→ Required work
Which lines in the records below include the word "Mendoza"? Report each of them in full.

<<<<

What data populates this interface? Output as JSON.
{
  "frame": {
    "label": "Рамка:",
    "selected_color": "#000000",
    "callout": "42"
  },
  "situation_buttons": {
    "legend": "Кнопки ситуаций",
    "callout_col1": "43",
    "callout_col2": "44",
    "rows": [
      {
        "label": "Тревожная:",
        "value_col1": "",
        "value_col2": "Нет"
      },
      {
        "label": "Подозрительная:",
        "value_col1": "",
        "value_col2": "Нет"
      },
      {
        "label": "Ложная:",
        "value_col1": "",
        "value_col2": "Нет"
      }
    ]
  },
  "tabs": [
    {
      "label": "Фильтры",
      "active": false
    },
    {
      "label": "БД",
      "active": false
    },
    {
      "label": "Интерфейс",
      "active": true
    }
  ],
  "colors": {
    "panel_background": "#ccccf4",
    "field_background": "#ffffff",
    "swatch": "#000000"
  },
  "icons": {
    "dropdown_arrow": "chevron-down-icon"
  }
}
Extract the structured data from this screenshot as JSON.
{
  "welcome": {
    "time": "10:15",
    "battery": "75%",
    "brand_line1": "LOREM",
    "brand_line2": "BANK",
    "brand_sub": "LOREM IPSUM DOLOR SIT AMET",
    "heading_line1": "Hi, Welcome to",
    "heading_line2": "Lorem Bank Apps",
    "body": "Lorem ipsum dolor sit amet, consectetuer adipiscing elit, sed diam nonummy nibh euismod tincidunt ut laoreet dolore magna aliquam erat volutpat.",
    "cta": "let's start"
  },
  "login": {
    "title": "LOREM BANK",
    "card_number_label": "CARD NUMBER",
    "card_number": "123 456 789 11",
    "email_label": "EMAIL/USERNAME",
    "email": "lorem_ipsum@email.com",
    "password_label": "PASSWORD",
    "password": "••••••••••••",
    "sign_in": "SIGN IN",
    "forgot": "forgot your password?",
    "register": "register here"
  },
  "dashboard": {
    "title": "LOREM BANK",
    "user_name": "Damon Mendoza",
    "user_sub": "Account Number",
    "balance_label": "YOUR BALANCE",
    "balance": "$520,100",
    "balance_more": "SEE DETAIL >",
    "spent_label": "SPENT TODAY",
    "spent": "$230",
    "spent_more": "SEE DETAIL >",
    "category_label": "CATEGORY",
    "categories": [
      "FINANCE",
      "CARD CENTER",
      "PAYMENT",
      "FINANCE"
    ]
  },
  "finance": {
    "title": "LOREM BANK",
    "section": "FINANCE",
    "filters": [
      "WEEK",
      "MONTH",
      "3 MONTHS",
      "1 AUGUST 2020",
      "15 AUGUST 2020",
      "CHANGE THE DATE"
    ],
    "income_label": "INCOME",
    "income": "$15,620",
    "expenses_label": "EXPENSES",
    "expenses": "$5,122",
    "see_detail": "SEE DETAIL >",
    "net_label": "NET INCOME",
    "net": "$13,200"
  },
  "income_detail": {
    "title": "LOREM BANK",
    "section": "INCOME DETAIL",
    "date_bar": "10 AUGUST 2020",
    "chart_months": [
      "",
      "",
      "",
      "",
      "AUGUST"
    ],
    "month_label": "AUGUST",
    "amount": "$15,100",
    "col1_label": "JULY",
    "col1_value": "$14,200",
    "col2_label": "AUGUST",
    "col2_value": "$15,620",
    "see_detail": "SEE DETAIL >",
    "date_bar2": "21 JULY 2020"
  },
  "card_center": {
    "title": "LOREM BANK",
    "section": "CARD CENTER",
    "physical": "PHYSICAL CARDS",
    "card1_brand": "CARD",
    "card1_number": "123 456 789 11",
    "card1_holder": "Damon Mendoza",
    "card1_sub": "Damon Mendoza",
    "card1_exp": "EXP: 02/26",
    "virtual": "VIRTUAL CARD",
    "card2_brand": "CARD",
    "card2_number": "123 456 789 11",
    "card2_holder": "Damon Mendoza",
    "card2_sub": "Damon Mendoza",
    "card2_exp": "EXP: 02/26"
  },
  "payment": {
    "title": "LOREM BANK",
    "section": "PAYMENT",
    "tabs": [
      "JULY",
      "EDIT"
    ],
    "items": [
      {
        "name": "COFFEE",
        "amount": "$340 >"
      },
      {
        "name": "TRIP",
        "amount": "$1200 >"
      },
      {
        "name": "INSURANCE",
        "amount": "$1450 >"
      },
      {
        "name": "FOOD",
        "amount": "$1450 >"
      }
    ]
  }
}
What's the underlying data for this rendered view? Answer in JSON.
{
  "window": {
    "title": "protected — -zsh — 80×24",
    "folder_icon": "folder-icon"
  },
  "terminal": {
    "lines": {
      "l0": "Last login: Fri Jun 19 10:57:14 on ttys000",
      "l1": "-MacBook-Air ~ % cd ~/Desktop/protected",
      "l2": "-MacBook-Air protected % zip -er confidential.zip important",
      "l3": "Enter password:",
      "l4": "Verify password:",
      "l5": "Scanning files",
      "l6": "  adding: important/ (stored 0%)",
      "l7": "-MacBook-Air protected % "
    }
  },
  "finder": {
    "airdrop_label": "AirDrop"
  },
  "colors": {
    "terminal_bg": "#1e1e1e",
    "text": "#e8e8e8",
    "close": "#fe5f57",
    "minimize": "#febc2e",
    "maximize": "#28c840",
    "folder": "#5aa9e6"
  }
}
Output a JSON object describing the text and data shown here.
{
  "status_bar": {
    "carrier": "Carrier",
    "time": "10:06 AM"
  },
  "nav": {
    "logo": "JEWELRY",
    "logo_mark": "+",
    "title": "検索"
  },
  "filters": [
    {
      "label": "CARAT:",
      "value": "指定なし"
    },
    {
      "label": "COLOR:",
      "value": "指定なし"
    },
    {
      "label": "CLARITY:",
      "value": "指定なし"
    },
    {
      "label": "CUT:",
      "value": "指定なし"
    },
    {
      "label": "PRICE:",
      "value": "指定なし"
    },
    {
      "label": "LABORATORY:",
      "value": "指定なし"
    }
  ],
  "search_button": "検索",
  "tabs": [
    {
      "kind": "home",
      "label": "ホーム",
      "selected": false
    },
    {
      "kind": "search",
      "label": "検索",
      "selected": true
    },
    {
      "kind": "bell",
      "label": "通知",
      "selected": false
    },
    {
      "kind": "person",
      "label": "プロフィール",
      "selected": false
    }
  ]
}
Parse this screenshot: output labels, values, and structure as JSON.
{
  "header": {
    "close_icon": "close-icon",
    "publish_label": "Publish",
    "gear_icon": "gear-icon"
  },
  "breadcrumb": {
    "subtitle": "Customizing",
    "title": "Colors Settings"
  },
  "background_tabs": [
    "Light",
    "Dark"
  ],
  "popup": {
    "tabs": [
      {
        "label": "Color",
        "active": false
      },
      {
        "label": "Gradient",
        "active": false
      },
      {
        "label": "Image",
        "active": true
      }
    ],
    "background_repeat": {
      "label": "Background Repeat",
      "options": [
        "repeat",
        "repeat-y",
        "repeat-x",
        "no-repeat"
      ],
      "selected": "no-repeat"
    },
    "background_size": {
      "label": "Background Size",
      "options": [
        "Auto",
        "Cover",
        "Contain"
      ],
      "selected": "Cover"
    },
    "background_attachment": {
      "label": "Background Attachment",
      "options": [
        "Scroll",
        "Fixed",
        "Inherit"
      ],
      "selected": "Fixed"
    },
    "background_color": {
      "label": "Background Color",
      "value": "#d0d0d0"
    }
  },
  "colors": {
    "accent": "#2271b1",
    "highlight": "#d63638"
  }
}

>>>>

→ Answer box
    "user_name": "Damon Mendoza",
    "card1_holder": "Damon Mendoza",
    "card1_sub": "Damon Mendoza",
    "card2_holder": "Damon Mendoza",
    "card2_sub": "Damon Mendoza",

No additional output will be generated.